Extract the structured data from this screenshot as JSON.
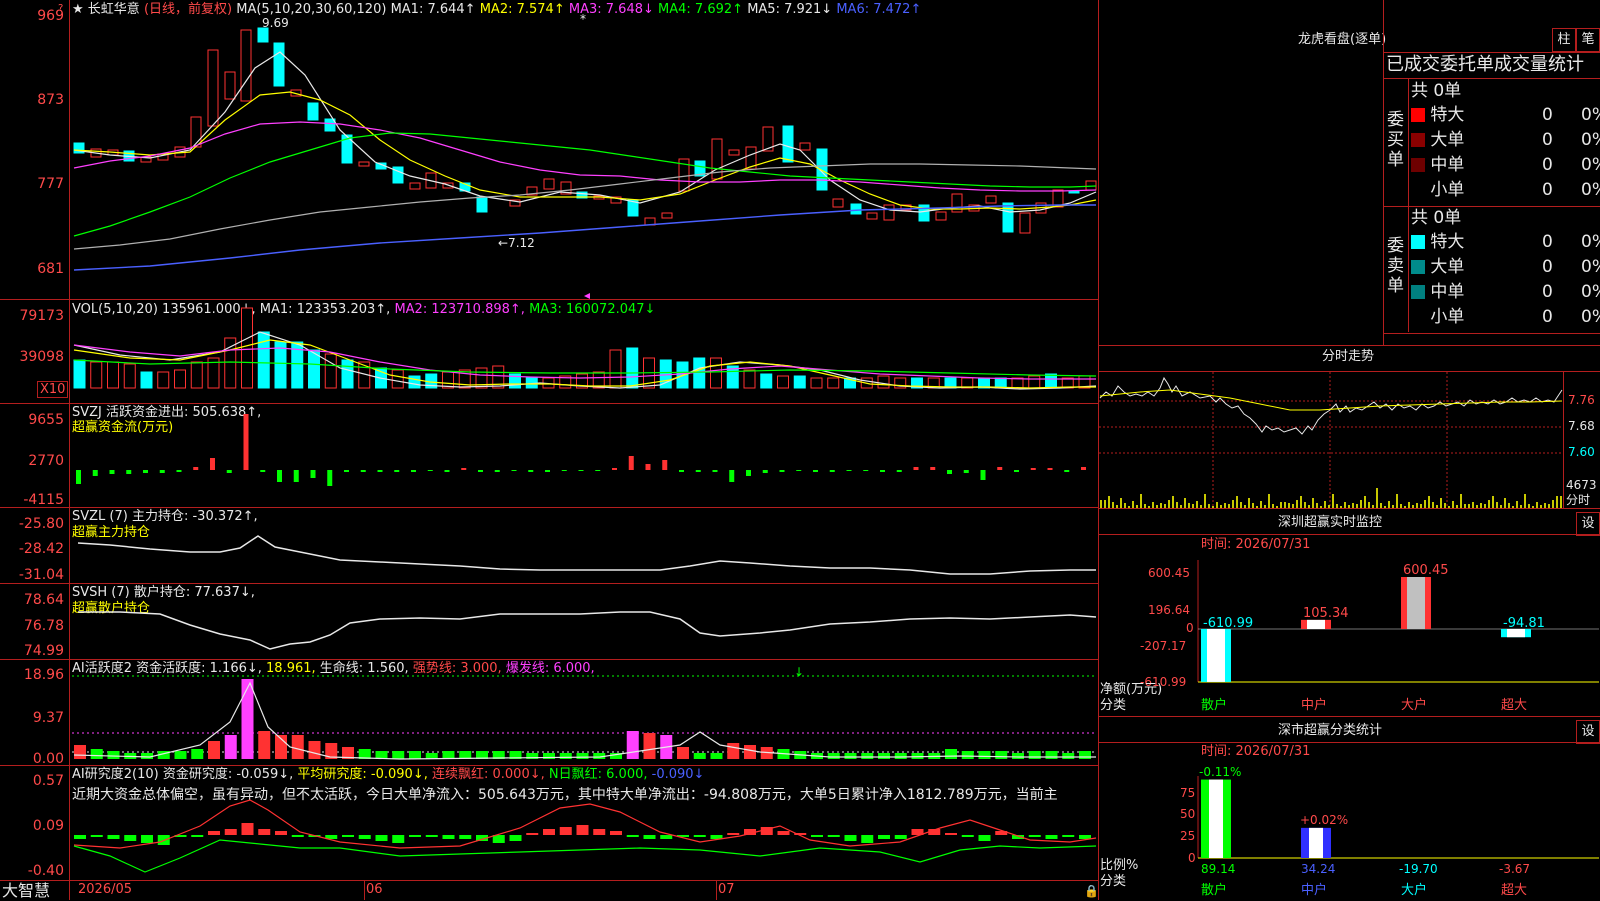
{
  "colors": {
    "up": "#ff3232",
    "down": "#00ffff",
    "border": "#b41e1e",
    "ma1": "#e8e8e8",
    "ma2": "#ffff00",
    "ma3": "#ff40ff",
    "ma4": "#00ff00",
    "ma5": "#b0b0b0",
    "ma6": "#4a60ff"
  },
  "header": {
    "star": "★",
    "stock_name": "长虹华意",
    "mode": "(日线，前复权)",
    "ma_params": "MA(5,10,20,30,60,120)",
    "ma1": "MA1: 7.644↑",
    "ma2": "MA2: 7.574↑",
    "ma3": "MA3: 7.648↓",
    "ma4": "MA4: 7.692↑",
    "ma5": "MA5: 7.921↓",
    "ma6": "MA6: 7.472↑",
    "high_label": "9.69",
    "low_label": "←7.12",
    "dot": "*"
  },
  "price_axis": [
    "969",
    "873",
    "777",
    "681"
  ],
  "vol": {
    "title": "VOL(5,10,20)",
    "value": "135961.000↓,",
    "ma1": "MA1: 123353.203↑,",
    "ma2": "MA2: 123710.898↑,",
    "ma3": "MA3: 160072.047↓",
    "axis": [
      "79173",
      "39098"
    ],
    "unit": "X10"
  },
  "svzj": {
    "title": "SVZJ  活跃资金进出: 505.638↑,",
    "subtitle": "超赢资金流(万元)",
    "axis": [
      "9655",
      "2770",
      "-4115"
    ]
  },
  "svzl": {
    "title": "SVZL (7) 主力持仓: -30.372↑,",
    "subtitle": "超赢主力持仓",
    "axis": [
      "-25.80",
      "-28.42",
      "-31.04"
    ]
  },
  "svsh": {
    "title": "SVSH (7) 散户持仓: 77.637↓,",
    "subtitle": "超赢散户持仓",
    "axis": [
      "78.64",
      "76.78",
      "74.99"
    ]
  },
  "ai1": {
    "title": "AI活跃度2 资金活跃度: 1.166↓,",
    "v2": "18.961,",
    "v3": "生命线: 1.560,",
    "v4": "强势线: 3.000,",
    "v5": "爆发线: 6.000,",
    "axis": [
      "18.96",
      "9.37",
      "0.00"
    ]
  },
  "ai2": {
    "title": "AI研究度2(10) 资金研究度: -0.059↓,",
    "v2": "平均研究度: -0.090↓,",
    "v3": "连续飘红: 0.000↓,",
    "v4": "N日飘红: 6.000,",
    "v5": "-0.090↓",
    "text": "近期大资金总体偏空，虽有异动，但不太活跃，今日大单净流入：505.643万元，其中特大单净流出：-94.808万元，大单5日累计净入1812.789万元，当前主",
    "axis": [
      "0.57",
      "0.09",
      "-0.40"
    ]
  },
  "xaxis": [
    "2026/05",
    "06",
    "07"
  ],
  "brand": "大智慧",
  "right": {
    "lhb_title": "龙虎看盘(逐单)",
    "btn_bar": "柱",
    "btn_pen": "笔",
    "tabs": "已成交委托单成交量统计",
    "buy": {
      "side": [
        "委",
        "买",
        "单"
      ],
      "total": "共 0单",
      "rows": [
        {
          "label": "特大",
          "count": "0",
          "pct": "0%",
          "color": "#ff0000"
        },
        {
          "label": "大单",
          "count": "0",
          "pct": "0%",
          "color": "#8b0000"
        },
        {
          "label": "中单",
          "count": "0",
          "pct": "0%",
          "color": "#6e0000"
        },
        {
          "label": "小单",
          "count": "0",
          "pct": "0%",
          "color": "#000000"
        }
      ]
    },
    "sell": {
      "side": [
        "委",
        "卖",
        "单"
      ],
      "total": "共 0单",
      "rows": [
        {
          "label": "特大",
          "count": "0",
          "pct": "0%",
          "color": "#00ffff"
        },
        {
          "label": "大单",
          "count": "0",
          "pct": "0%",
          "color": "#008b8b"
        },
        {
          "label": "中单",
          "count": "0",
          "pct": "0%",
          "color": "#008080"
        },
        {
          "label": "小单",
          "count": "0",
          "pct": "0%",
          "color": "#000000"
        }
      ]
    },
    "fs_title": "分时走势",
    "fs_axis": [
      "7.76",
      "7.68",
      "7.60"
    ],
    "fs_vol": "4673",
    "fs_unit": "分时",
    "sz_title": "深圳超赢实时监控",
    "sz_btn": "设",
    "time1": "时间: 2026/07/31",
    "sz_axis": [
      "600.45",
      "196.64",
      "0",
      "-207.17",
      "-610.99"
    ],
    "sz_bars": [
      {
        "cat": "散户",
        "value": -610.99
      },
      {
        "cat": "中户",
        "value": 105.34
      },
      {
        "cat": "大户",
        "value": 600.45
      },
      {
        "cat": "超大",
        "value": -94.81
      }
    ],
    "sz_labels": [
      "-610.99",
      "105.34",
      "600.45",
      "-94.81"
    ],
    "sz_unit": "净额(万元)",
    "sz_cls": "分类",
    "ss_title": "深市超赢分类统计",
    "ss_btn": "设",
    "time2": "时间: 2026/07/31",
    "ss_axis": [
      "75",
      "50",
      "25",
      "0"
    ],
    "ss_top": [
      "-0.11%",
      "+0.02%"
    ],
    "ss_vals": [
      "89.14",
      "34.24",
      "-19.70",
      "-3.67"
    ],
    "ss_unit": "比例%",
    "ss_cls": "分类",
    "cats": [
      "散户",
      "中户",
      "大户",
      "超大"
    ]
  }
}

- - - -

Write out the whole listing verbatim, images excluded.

Extract the structured data from this screenshot as JSON.
{
  "colors": {
    "up": "#ff3232",
    "down": "#00ffff",
    "border": "#b41e1e",
    "ma1": "#e8e8e8",
    "ma2": "#ffff00",
    "ma3": "#ff40ff",
    "ma4": "#00ff00",
    "ma5": "#b0b0b0",
    "ma6": "#4a60ff"
  },
  "header": {
    "star": "★",
    "stock_name": "长虹华意",
    "mode": "(日线，前复权)",
    "ma_params": "MA(5,10,20,30,60,120)",
    "ma1": "MA1: 7.644↑",
    "ma2": "MA2: 7.574↑",
    "ma3": "MA3: 7.648↓",
    "ma4": "MA4: 7.692↑",
    "ma5": "MA5: 7.921↓",
    "ma6": "MA6: 7.472↑",
    "high_label": "9.69",
    "low_label": "←7.12",
    "dot": "*"
  },
  "price_axis": [
    "969",
    "873",
    "777",
    "681"
  ],
  "vol": {
    "title": "VOL(5,10,20)",
    "value": "135961.000↓,",
    "ma1": "MA1: 123353.203↑,",
    "ma2": "MA2: 123710.898↑,",
    "ma3": "MA3: 160072.047↓",
    "axis": [
      "79173",
      "39098"
    ],
    "unit": "X10"
  },
  "svzj": {
    "title": "SVZJ  活跃资金进出: 505.638↑,",
    "subtitle": "超赢资金流(万元)",
    "axis": [
      "9655",
      "2770",
      "-4115"
    ]
  },
  "svzl": {
    "title": "SVZL (7) 主力持仓: -30.372↑,",
    "subtitle": "超赢主力持仓",
    "axis": [
      "-25.80",
      "-28.42",
      "-31.04"
    ]
  },
  "svsh": {
    "title": "SVSH (7) 散户持仓: 77.637↓,",
    "subtitle": "超赢散户持仓",
    "axis": [
      "78.64",
      "76.78",
      "74.99"
    ]
  },
  "ai1": {
    "title": "AI活跃度2 资金活跃度: 1.166↓,",
    "v2": "18.961,",
    "v3": "生命线: 1.560,",
    "v4": "强势线: 3.000,",
    "v5": "爆发线: 6.000,",
    "axis": [
      "18.96",
      "9.37",
      "0.00"
    ]
  },
  "ai2": {
    "title": "AI研究度2(10) 资金研究度: -0.059↓,",
    "v2": "平均研究度: -0.090↓,",
    "v3": "连续飘红: 0.000↓,",
    "v4": "N日飘红: 6.000,",
    "v5": "-0.090↓",
    "text": "近期大资金总体偏空，虽有异动，但不太活跃，今日大单净流入：505.643万元，其中特大单净流出：-94.808万元，大单5日累计净入1812.789万元，当前主",
    "axis": [
      "0.57",
      "0.09",
      "-0.40"
    ]
  },
  "xaxis": [
    "2026/05",
    "06",
    "07"
  ],
  "brand": "大智慧",
  "right": {
    "lhb_title": "龙虎看盘(逐单)",
    "btn_bar": "柱",
    "btn_pen": "笔",
    "tabs": "已成交委托单成交量统计",
    "buy": {
      "side": [
        "委",
        "买",
        "单"
      ],
      "total": "共 0单",
      "rows": [
        {
          "label": "特大",
          "count": "0",
          "pct": "0%",
          "color": "#ff0000"
        },
        {
          "label": "大单",
          "count": "0",
          "pct": "0%",
          "color": "#8b0000"
        },
        {
          "label": "中单",
          "count": "0",
          "pct": "0%",
          "color": "#6e0000"
        },
        {
          "label": "小单",
          "count": "0",
          "pct": "0%",
          "color": "#000000"
        }
      ]
    },
    "sell": {
      "side": [
        "委",
        "卖",
        "单"
      ],
      "total": "共 0单",
      "rows": [
        {
          "label": "特大",
          "count": "0",
          "pct": "0%",
          "color": "#00ffff"
        },
        {
          "label": "大单",
          "count": "0",
          "pct": "0%",
          "color": "#008b8b"
        },
        {
          "label": "中单",
          "count": "0",
          "pct": "0%",
          "color": "#008080"
        },
        {
          "label": "小单",
          "count": "0",
          "pct": "0%",
          "color": "#000000"
        }
      ]
    },
    "fs_title": "分时走势",
    "fs_axis": [
      "7.76",
      "7.68",
      "7.60"
    ],
    "fs_vol": "4673",
    "fs_unit": "分时",
    "sz_title": "深圳超赢实时监控",
    "sz_btn": "设",
    "time1": "时间: 2026/07/31",
    "sz_axis": [
      "600.45",
      "196.64",
      "0",
      "-207.17",
      "-610.99"
    ],
    "sz_bars": [
      {
        "cat": "散户",
        "value": -610.99
      },
      {
        "cat": "中户",
        "value": 105.34
      },
      {
        "cat": "大户",
        "value": 600.45
      },
      {
        "cat": "超大",
        "value": -94.81
      }
    ],
    "sz_labels": [
      "-610.99",
      "105.34",
      "600.45",
      "-94.81"
    ],
    "sz_unit": "净额(万元)",
    "sz_cls": "分类",
    "ss_title": "深市超赢分类统计",
    "ss_btn": "设",
    "time2": "时间: 2026/07/31",
    "ss_axis": [
      "75",
      "50",
      "25",
      "0"
    ],
    "ss_top": [
      "-0.11%",
      "+0.02%"
    ],
    "ss_vals": [
      "89.14",
      "34.24",
      "-19.70",
      "-3.67"
    ],
    "ss_unit": "比例%",
    "ss_cls": "分类",
    "cats": [
      "散户",
      "中户",
      "大户",
      "超大"
    ]
  }
}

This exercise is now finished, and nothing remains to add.